But then came the calls. Headhunters that I haven't talked to for a year were suddenly emailing me and calling me to "catch up". Was this a new hiring boom in a new vertical of finance? Unfortunately no, it was open PE positions that were looking for laterals. Complaints of a saturated market and the inability to get deals done were no longer just harmless complaints from overworked associates. Apparently the rumors were true. PE associates were leaving their jobs for business school, startups, hedge funds, corp dev, etc.

The private equity (and any investment related industry in general) was oversaturated. There was too much capital in the world. This may be hard to believe, but according to a very recent Bain & Co. research report, total financial assets are nearly 10 times the value of global output of all goods and services. Let that sink in for a moment...

Has An MBA Become Redundant?

I stumbled upon an interesting article, "Would The Economy Be Better Off Without MBA Students" on The Economist earlier. Now I'm sure this debate is not new to anyone but perhaps not highlighted enough these days.

Seeing that I don't have enough points to post links, here are some key excerpts:
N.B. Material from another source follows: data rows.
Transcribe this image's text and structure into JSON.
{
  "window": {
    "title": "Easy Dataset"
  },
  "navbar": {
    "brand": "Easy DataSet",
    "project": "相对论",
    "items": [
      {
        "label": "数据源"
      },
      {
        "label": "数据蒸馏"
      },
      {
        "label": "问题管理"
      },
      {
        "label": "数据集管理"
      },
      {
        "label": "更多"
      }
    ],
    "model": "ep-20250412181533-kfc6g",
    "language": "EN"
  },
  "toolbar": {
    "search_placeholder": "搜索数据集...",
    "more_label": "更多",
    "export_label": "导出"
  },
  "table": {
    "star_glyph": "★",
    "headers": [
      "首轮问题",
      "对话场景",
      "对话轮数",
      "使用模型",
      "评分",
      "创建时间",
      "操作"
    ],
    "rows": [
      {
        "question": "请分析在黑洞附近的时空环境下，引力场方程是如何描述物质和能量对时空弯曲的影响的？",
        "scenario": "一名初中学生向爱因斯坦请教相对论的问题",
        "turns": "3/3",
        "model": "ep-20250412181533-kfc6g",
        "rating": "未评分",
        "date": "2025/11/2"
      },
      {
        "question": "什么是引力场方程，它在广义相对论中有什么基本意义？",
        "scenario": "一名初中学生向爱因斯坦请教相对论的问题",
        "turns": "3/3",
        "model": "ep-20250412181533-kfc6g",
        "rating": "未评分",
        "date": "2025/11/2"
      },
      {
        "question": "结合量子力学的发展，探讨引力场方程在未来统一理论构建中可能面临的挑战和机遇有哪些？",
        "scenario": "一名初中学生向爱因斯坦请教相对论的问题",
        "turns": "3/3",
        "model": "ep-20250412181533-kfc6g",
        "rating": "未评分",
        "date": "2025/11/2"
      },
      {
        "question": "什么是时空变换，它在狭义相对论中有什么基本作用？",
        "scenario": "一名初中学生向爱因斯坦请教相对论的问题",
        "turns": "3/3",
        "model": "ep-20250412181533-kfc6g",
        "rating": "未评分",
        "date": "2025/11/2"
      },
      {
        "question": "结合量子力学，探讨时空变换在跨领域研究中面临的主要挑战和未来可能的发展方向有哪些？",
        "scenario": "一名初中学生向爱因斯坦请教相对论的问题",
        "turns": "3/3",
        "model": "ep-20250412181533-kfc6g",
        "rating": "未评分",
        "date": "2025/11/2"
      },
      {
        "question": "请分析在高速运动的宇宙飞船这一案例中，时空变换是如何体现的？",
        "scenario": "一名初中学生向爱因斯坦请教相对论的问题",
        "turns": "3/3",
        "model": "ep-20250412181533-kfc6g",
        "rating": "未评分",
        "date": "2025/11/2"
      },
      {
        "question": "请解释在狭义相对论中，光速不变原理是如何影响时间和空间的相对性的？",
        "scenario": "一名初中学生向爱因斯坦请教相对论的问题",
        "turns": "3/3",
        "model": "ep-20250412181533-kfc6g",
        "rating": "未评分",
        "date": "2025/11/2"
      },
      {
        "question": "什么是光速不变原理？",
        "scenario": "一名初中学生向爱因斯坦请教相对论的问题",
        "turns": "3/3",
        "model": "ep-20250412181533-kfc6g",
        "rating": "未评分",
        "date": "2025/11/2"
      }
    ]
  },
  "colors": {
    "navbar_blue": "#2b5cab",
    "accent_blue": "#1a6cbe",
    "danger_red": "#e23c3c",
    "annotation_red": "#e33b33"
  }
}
"Were conventional MBA programmes to be closed down, a few potentially excellent managers would be denied that boost to the executive suite. But other capable people without that piece of paper would have a greater chance of getting into managerial positions. Indeed, the best managers would find their way there anyway, and with greater justification: they would have earned their managerial stripes as they must, by managing.

As a consequence, companies would be better managed and the economy would be better off. Don't get me wrong. It is not that the MBA is irrelevant. Rather, it is highly relevant, in a negative sense: it represents a form of training that distorts rather than develops the practice of management.

email disaster

Attempted to cold email one of the alumni (VP at the firm), used the email format on WSO and turned out emailing the wrong person with the same last name and same first name initial (a senior MD). first time, that guy didn't reply, then I followed up with him and he forwarded my resume to the campus recruiter and the recruiter implicitly told me I emailed the wrong person. Am I screwed?

Mod note (Andy): while we're on the topic, what's the worst email disaster you've had (or heard about)?

Walk-in "cold call" question

Hey guys, looking for some advice. So I've been knocking on a few doors recently by making early morning drop ins which is a great experience btw. While doing my research of firms, I became more focused on understanding the strategies and culture (boutique and medium sized firms) which has helped preparing the resume and cover letter for the firms.

2nd year IB Analyst taking questions

Hi everyone,

I'm a longtime lurker of this forum but I've never posted before. The information I got here over the past couple of years was hugely helpful when I was in school and looking for my job in banking, and still useful today. I wanted to give back by providing an opportunity for people who may be in the position I was in a couple of years ago to ask questions and get straightforward, frank answers.

Quick background on me: